[Note 18] General Laws c. 258, Section 2, second par., provides in relevant part: "The public attorney shall defend the public employee . . . at no cost to the public employee; provided, however, that the public attorney determines that [no exception to public liability applies] . . . . If, in the opinion of the public attorney, representation of the public employee . . . would result in a conflict of interest, the public attorney shall not be required to represent the public employee. Under said circumstances, the commonwealth shall reimburse the public employee for reasonable attorney fees incurred by the public employee in his defense of the cause of action; provided, however, that the same conditions exist which are required for representation of said employee by the public attorney under this paragraph."
[Note 19] Alternatively, the Commonwealth may follow the procedure open to liability insurer which discovers a probable basis for disclaiming duty to indemnify its insured; the Commonwealth may, with the informed consent of the officer, retain control of defense of the underlying action under a reservation of rights. See Magoun v. Liberty Mut. Ins. Co., 346 Mass. 677 , 682-683 (1964); Salonen v. Paanenen, 320 Mass. 568 , 573-575 (1947). See also Employers' Liab.
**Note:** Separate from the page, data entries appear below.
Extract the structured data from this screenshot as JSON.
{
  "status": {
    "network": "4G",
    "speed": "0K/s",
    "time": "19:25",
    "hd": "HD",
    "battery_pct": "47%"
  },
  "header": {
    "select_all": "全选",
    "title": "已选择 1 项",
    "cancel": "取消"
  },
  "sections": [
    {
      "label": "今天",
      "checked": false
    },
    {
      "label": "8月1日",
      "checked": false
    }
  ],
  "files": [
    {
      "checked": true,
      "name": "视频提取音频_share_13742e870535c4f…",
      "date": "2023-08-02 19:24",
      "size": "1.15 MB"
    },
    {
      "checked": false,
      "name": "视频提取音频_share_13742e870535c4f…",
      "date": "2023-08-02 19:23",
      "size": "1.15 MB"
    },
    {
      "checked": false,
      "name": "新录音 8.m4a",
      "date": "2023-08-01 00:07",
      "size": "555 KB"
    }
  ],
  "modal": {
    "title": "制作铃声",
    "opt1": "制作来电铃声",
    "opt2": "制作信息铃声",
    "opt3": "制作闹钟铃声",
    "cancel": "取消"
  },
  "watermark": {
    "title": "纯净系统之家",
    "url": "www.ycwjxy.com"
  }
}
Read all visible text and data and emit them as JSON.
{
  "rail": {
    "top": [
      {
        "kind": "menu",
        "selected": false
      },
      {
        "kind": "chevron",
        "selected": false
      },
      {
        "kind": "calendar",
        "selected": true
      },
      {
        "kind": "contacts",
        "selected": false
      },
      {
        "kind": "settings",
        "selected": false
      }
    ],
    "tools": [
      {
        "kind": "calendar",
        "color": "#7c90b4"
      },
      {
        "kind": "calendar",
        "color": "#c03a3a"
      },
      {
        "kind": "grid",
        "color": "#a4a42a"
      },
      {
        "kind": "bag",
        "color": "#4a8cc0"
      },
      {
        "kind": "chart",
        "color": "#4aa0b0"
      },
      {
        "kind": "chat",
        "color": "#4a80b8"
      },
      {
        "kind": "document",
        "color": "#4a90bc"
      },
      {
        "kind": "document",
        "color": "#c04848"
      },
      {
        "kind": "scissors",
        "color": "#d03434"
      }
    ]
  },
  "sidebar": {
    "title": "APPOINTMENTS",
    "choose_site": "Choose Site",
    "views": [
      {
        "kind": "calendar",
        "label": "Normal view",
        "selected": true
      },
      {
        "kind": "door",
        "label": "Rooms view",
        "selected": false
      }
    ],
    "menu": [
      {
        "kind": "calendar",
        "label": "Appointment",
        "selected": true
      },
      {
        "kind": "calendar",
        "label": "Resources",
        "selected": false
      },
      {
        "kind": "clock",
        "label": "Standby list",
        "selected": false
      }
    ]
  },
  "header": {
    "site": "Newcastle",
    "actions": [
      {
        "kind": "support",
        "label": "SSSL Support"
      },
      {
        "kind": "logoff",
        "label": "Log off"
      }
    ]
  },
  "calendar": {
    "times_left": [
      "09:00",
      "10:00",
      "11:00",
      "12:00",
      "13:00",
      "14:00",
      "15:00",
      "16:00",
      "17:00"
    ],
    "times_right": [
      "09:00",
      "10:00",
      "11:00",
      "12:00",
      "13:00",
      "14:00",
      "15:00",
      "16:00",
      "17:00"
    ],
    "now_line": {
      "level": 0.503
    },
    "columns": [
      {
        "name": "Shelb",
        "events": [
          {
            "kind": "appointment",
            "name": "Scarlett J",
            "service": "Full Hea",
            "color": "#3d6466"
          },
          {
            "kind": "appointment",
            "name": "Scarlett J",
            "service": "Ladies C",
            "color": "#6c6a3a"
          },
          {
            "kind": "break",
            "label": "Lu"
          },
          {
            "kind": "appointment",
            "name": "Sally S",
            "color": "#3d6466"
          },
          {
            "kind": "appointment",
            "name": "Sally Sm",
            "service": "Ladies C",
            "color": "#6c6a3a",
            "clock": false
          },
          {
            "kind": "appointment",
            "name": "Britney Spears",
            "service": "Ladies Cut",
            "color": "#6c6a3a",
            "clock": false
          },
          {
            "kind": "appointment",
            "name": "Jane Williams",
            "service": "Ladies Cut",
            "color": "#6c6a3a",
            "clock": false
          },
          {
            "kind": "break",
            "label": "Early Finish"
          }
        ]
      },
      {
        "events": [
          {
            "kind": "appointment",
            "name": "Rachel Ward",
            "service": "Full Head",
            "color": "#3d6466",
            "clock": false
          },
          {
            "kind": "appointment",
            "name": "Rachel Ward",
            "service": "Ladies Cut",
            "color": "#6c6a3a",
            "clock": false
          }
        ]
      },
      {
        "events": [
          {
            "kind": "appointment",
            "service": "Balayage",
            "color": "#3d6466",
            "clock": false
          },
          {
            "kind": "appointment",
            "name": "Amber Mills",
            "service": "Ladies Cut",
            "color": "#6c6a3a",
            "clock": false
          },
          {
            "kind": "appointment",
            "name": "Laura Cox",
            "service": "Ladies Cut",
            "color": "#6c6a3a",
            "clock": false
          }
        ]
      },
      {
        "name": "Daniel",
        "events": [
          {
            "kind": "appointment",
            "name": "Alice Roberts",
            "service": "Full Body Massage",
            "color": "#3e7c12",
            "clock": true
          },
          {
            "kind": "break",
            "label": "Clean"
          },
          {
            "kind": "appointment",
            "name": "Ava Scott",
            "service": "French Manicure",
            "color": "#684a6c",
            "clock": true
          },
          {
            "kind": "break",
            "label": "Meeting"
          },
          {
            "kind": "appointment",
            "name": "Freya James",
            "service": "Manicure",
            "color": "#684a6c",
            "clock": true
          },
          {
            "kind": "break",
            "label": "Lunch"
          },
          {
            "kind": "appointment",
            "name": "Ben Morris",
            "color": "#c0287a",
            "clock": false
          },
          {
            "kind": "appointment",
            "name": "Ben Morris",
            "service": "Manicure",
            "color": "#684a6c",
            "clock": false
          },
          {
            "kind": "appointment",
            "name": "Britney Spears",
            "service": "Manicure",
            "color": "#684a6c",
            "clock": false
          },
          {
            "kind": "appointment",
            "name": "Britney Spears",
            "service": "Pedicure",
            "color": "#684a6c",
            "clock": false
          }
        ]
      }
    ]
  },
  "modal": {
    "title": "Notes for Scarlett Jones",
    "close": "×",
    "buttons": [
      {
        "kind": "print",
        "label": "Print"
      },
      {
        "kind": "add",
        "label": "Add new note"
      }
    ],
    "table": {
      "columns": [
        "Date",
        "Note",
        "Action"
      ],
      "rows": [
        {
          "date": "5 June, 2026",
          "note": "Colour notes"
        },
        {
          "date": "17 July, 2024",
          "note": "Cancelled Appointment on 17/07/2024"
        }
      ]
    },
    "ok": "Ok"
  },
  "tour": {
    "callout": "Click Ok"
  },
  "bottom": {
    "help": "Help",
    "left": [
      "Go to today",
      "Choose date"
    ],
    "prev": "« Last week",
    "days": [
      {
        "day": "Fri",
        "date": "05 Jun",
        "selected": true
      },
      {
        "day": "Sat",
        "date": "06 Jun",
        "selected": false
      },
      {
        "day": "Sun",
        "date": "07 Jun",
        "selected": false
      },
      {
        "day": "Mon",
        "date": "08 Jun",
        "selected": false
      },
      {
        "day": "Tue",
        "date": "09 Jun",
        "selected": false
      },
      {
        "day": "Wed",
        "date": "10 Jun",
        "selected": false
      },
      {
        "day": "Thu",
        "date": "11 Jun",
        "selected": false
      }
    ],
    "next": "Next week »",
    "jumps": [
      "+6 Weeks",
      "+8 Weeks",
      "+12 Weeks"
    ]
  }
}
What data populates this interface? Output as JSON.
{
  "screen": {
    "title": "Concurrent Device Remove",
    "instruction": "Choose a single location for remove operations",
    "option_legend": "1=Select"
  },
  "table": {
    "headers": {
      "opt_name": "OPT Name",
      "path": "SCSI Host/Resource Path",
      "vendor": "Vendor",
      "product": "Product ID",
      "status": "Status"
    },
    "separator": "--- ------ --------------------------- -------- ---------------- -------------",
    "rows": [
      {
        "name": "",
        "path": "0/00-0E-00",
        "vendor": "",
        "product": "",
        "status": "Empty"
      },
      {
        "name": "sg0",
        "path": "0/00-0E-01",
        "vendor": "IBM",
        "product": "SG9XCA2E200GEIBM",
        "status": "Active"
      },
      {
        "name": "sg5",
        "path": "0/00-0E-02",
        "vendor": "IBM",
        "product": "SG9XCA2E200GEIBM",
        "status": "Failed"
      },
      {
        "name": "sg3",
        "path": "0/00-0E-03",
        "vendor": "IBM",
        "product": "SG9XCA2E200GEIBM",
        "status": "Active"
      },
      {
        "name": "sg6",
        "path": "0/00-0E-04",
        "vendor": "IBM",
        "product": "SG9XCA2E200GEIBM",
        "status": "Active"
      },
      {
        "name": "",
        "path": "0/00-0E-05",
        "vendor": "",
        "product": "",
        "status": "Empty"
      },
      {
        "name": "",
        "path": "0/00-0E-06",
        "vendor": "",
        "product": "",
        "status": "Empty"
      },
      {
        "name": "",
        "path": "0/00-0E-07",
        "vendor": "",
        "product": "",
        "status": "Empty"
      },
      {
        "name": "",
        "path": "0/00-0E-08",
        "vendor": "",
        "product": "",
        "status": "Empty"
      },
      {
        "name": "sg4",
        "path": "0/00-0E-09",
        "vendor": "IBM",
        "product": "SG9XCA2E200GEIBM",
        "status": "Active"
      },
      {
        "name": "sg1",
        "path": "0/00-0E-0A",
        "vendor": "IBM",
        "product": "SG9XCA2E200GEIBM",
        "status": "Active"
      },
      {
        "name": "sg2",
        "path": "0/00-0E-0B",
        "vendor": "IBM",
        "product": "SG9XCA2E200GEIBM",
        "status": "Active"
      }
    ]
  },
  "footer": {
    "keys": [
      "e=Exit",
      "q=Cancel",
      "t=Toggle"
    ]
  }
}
Assurance Corp. v. Vella, 366 Mass. 651 , 657 (1975); R.E. Keeton, Insurance Law 501-505 (1970). We do not reach the issue whether an officer may decline representation by the Commonwealth under a reservation of rights and insist on reimbursement for private counsel. See Three Sons, Inc. v. Phoenix Ins. Co., 357 Mass. 271 , 276 (1970).
[Note Star] After this opinion was issued the Attorney General filed an affidavit indicating that the assistant attorney general in this case did not discuss merits of the case with the assistant attorney general who represented the police officer in the civil rights action and that no confidential information was exchanged or used. The plaintiff does not challenge the affidavit, see note 17, supra, and we therefore accept it as accurate.